  5. Press the blob out onto a baking tray (or anything similar ... the bars are unbaked so it doesn't need to be an oven dish) to the desired thickness. Mine are usually about 1cm thick. I usually break off pieces from the large blob and mash it down, then add another blob and so on.
  6. Put the tray into the freezer for about 20-30 minutes.  This just helps to harden it which makes it easier to cut (less sticky and more compact).
  7. Cut into desired shapes and size.  I usually cut mine to be rough rectangles of about 4cm x 5cm x 1cm, and about 40 grams in weight.

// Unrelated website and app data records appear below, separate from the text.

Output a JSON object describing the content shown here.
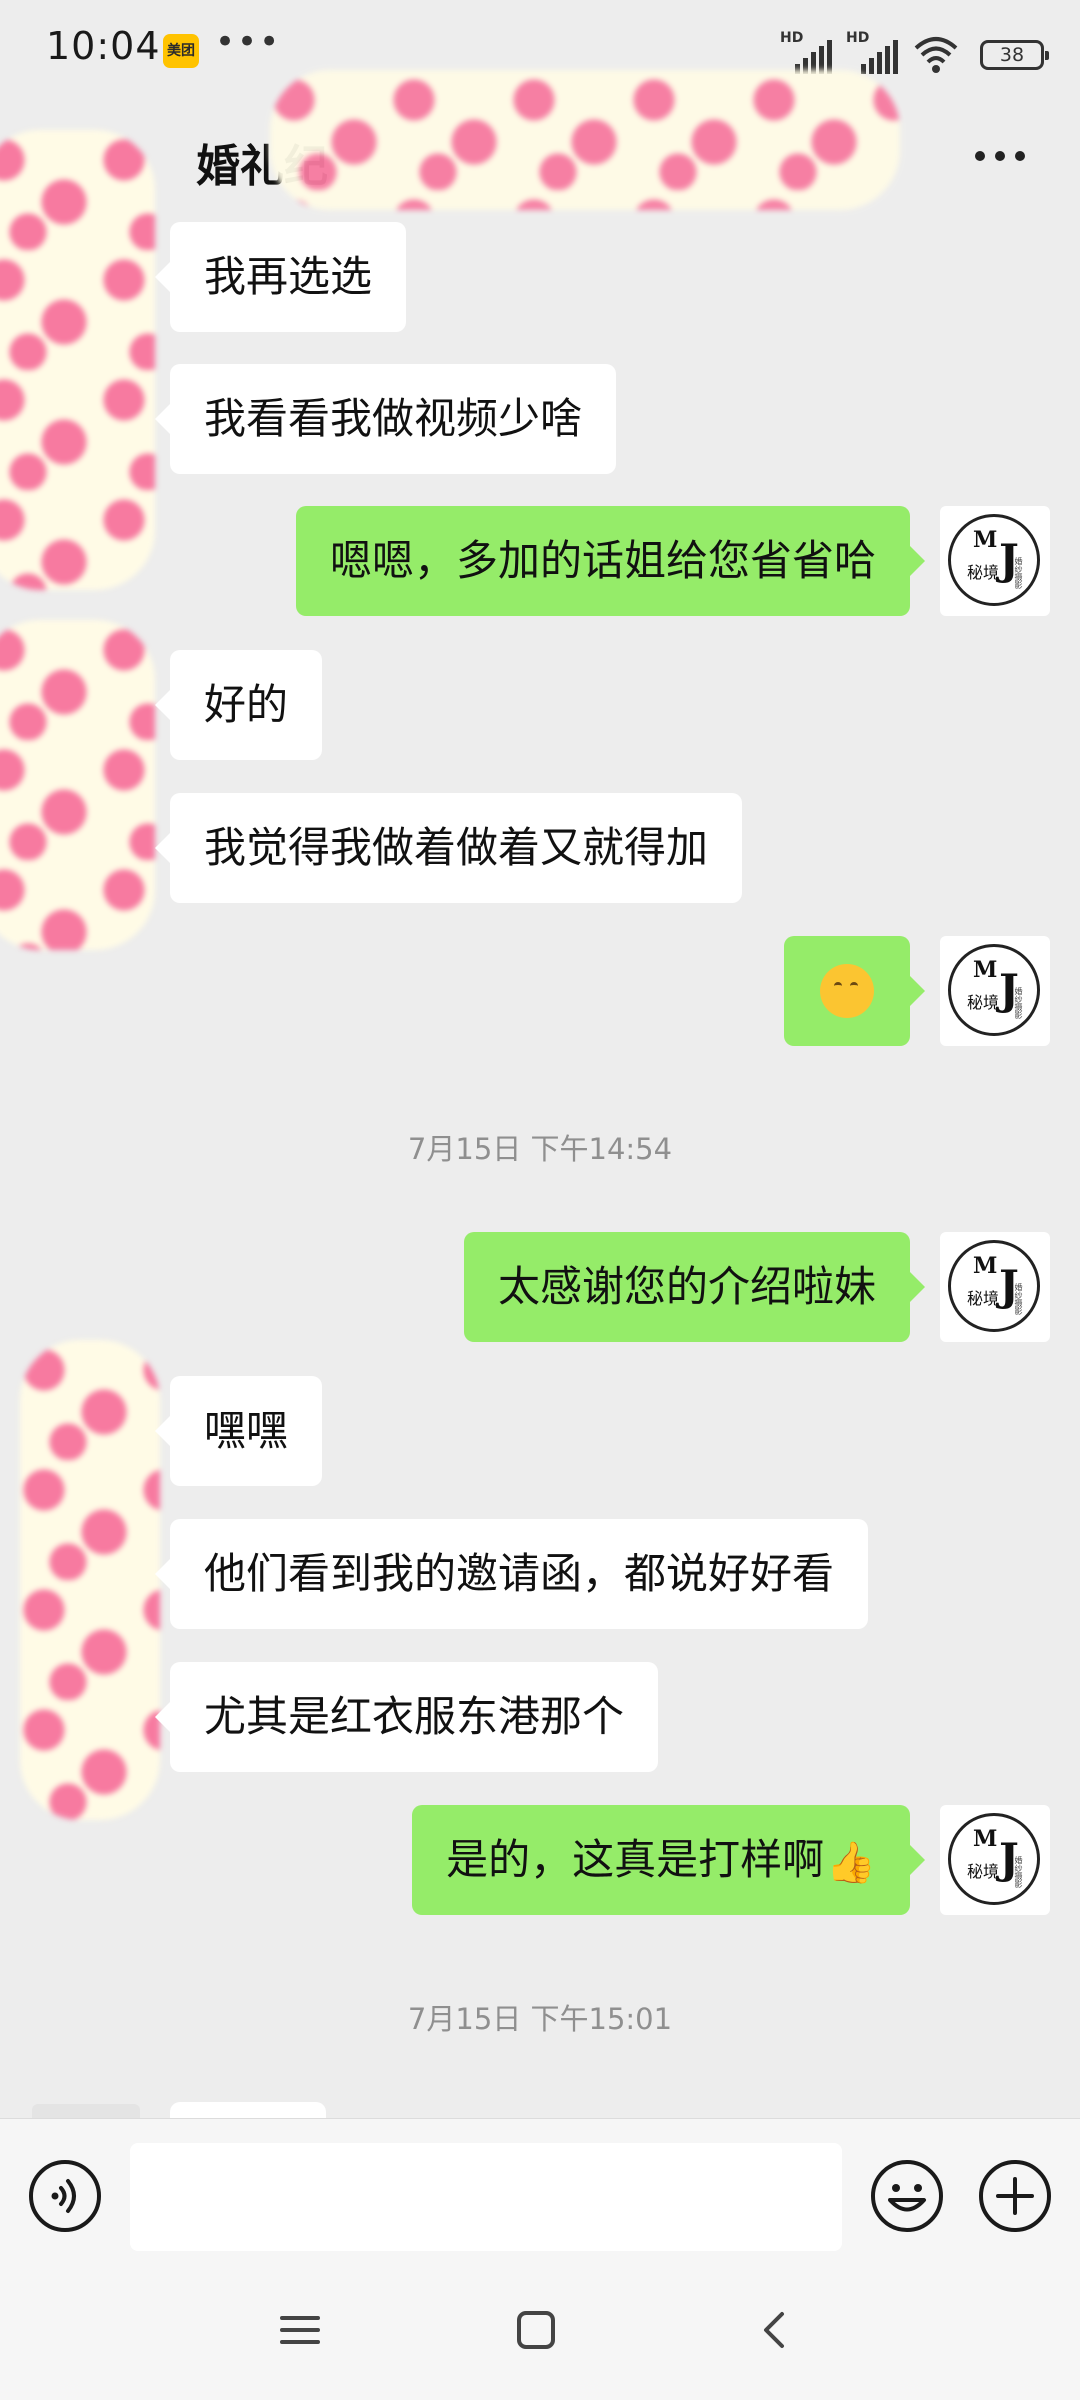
{
  "status_bar": {
    "time": "10:04",
    "app_badge": "美团",
    "more_dots": "•••",
    "signal1_label": "HD",
    "signal2_label": "HD",
    "battery": "38"
  },
  "header": {
    "title": "婚礼纪"
  },
  "messages": [
    {
      "side": "left",
      "text": "我再选选"
    },
    {
      "side": "left",
      "text": "我看看我做视频少啥"
    },
    {
      "side": "right",
      "text": "嗯嗯，多加的话姐给您省省哈"
    },
    {
      "side": "left",
      "text": "好的"
    },
    {
      "side": "left",
      "text": "我觉得我做着做着又就得加"
    },
    {
      "side": "right",
      "emoji": "hug-face"
    },
    {
      "side": "right",
      "text": "太感谢您的介绍啦妹"
    },
    {
      "side": "left",
      "text": "嘿嘿"
    },
    {
      "side": "left",
      "text": "他们看到我的邀请函，都说好好看"
    },
    {
      "side": "left",
      "text": "尤其是红衣服东港那个"
    },
    {
      "side": "right",
      "text": "是的，这真是打样啊",
      "emoji": "thumbs-up"
    }
  ],
  "timestamps": [
    "7月15日 下午14:54",
    "7月15日 下午15:01"
  ],
  "avatar": {
    "letters_m": "M",
    "letters_j": "J",
    "brand_cn": "秘境",
    "brand_small": "婚纱摄影"
  },
  "input": {
    "value": "",
    "placeholder": ""
  },
  "colors": {
    "background": "#ededed",
    "sent_bubble": "#95ec69",
    "received_bubble": "#ffffff"
  },
  "icons": [
    "back-icon",
    "more-icon",
    "voice-icon",
    "emoji-icon",
    "plus-icon",
    "menu-icon",
    "home-icon",
    "nav-back-icon"
  ]
}
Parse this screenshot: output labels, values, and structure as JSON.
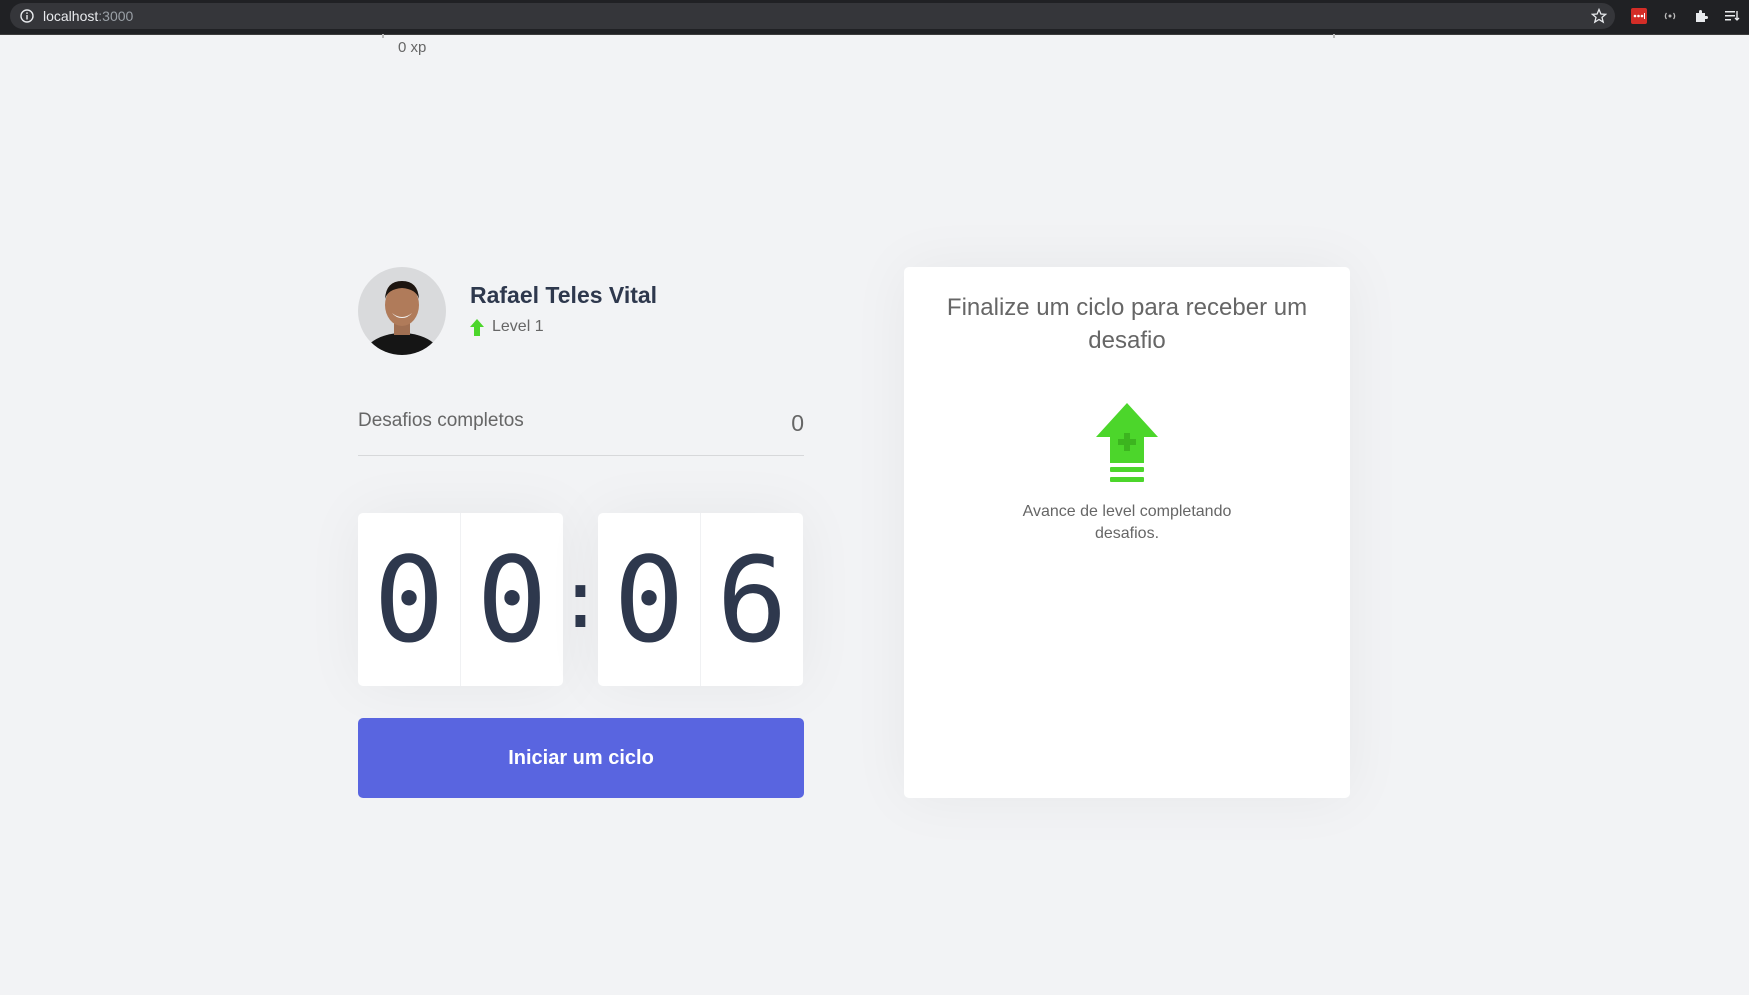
{
  "browser": {
    "url_host": "localhost",
    "url_port": ":3000"
  },
  "experience": {
    "current_label": "0 xp"
  },
  "profile": {
    "name": "Rafael Teles Vital",
    "level_label": "Level 1"
  },
  "completed_challenges": {
    "label": "Desafios completos",
    "count": "0"
  },
  "countdown": {
    "minute_left": "0",
    "minute_right": "0",
    "separator": ":",
    "second_left": "0",
    "second_right": "6"
  },
  "start_button": {
    "label": "Iniciar um ciclo"
  },
  "challenge_box": {
    "title": "Finalize um ciclo para receber um desafio",
    "description": "Avance de level completando desafios."
  },
  "colors": {
    "accent": "#5965e0",
    "level_green": "#4cd62b",
    "title_dark": "#2e384d",
    "background": "#f2f3f5"
  }
}
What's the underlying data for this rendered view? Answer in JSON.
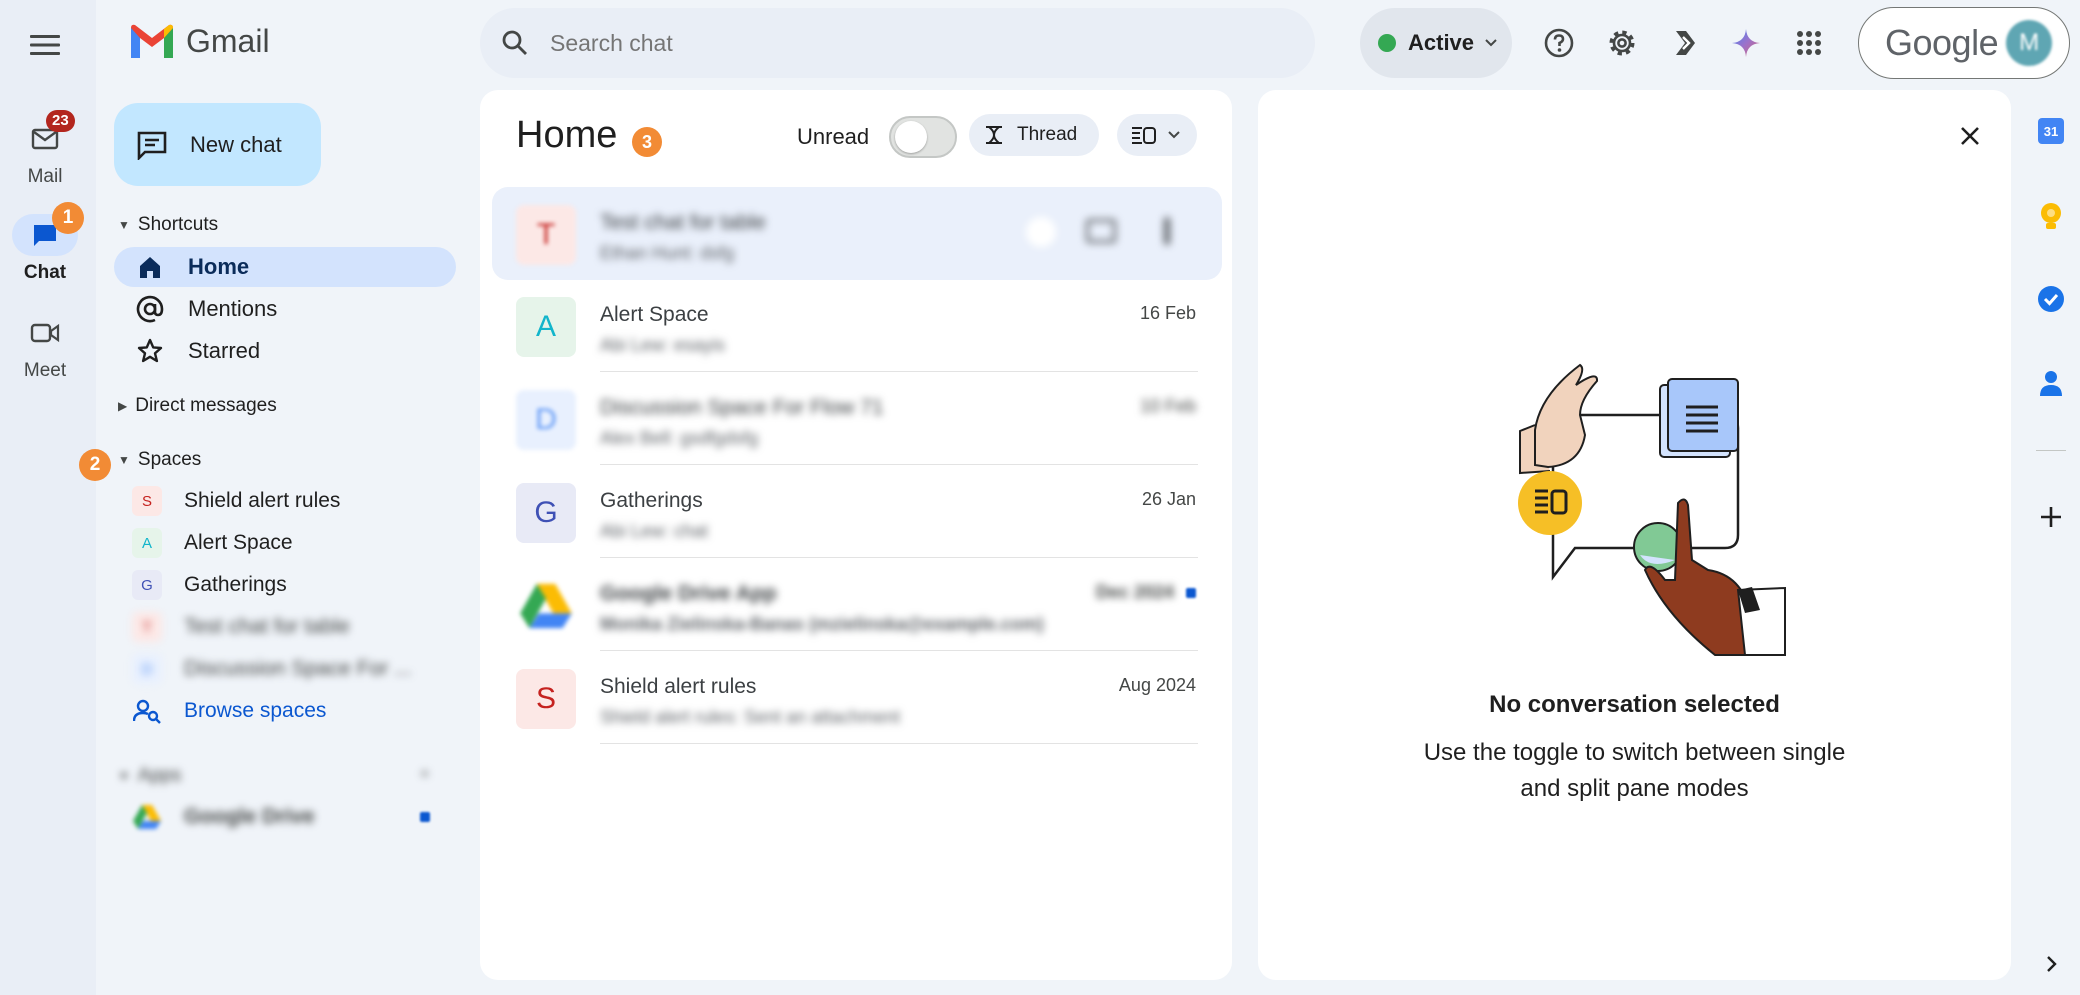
{
  "app": {
    "name": "Gmail",
    "logo_letter": "M"
  },
  "topbar": {
    "search_placeholder": "Search chat",
    "status_label": "Active",
    "status_color": "#34a853",
    "google_label": "Google",
    "avatar_letter": "M",
    "icons": [
      "menu-icon",
      "search-icon",
      "help-icon",
      "settings-icon",
      "extension-icon",
      "gemini-icon",
      "apps-grid-icon"
    ]
  },
  "rail": {
    "mail_label": "Mail",
    "mail_badge": "23",
    "chat_label": "Chat",
    "meet_label": "Meet",
    "marker_1": "1"
  },
  "sidebar": {
    "new_chat_label": "New chat",
    "shortcuts_label": "Shortcuts",
    "shortcuts": [
      {
        "label": "Home",
        "icon": "home-icon",
        "active": true
      },
      {
        "label": "Mentions",
        "icon": "at-icon"
      },
      {
        "label": "Starred",
        "icon": "star-icon"
      }
    ],
    "direct_messages_label": "Direct messages",
    "spaces_label": "Spaces",
    "marker_2": "2",
    "spaces": [
      {
        "letter": "S",
        "label": "Shield alert rules",
        "bg": "#fce8e6",
        "fg": "#c5221f"
      },
      {
        "letter": "A",
        "label": "Alert Space",
        "bg": "#e6f4ea",
        "fg": "#12b5cb"
      },
      {
        "letter": "G",
        "label": "Gatherings",
        "bg": "#e8eaf6",
        "fg": "#3f51b5"
      },
      {
        "letter": "T",
        "label": "Test chat for table",
        "bg": "#fce8e6",
        "fg": "#c5221f",
        "blurred": true
      },
      {
        "letter": "D",
        "label": "Discussion Space For ...",
        "bg": "#e8f0fe",
        "fg": "#5e97f6",
        "blurred": true
      }
    ],
    "browse_spaces_label": "Browse spaces",
    "apps_label": "Apps",
    "apps": [
      {
        "label": "Google Drive",
        "blurred": true
      }
    ]
  },
  "list": {
    "title": "Home",
    "marker_3": "3",
    "unread_label": "Unread",
    "thread_label": "Thread",
    "rows": [
      {
        "letter": "T",
        "title": "Test chat for table",
        "subtitle": "Ethan Hunt: dsfg",
        "date": "",
        "bg": "#fce8e6",
        "fg": "#c5221f",
        "blurred": true,
        "hovered": true
      },
      {
        "letter": "A",
        "title": "Alert Space",
        "subtitle": "Abi Lew: esayis",
        "date": "16 Feb",
        "bg": "#e6f4ea",
        "fg": "#12b5cb",
        "blurred_sub": true
      },
      {
        "letter": "D",
        "title": "Discussion Space For Flow 71",
        "subtitle": "Alex Bell: gsdfgdsfg",
        "date": "10 Feb",
        "bg": "#e8f0fe",
        "fg": "#5e97f6",
        "blurred": true
      },
      {
        "letter": "G",
        "title": "Gatherings",
        "subtitle": "Abi Lew: chat",
        "date": "26 Jan",
        "bg": "#e8eaf6",
        "fg": "#3f51b5",
        "blurred_sub": true
      },
      {
        "letter": "",
        "title": "Google Drive App",
        "subtitle": "Monika Zielinska-Banas (mzielinska@example.com)",
        "date": "Dec 2024",
        "blurred": true,
        "drive": true
      },
      {
        "letter": "S",
        "title": "Shield alert rules",
        "subtitle": "Shield alert rules: Sent an attachment",
        "date": "Aug 2024",
        "bg": "#fce8e6",
        "fg": "#c5221f",
        "blurred_sub": true
      }
    ]
  },
  "detail": {
    "heading": "No conversation selected",
    "body_line1": "Use the toggle to switch between single",
    "body_line2": "and split pane modes"
  },
  "right_rail": {
    "calendar_day": "31"
  }
}
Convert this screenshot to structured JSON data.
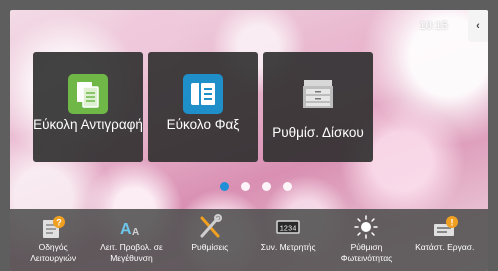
{
  "status": {
    "time": "10:15"
  },
  "side_tab": {
    "glyph": "‹"
  },
  "tiles": [
    {
      "label": "Εύκολη Αντιγραφή",
      "icon": "copy-icon",
      "color": "#6fb848"
    },
    {
      "label": "Εύκολο Φαξ",
      "icon": "fax-icon",
      "color": "#1f8fc9"
    },
    {
      "label": "Ρυθμίσ. Δίσκου",
      "icon": "tray-settings-icon",
      "color": "#9a9a9a"
    }
  ],
  "pager": {
    "count": 4,
    "active": 0
  },
  "bottom_bar": [
    {
      "label": "Οδηγός Λειτουργιών",
      "icon": "operation-guide-icon"
    },
    {
      "label": "Λειτ. Προβολ. σε Μεγέθυνση",
      "icon": "enlarge-display-icon"
    },
    {
      "label": "Ρυθμίσεις",
      "icon": "settings-tools-icon"
    },
    {
      "label": "Συν. Μετρητής",
      "icon": "total-count-icon"
    },
    {
      "label": "Ρύθμιση Φωτεινότητας",
      "icon": "brightness-icon"
    },
    {
      "label": "Κατάστ. Εργασ.",
      "icon": "job-status-icon"
    }
  ]
}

How much milk to add?
I add the milk so the bar is not too dry or powdery. Less milk means it will be dryer and more crumbly, more milk means it becomes more chewy and softer. I usually add about a 1/3 cup of milk (a bit more than a ¼ but not quite a ½).

Due to the milk content in the bars, they need to be kept in the fridge, and will only last in the fridge for max 2 weeks.  So I wrap mine in foil and keep them in the freezer, and just keep a small supply handy in the fridge. They are fine to be out the fridge for the day, so grab one before heading out to the crag or before work, and it will be fine to eat later that evening at the climbing wall.  If you don’t end up eating it then you can put it back in the fridge and it’s usually fine the next day. But definitely don’t leave it out the fridge for too long!

Nutritional content of the CoolBean Bar/ per 100 grams
Energy 1960 kJ
Protein 36 grams
Carbohydrates 18 grams
~ Of which sugars 2 grams
Fats                            28 grams
~ Of which saturates 6 grams
Sodium 0 grams

The CoolBean Bar contains just over 33% protein, and has a 2:1 protein to carbohydrate ratio.  It’s super low in sugar and contains zero sodium (I think we get enough sodium from all the other food that we eat during the day!). It does contain quite a high fat content, but as detailed above, almost all of these fats are the healthy fats which are an essential component in ones diet.

So stop reading and get mixing and make yourself some CoolBean Bars!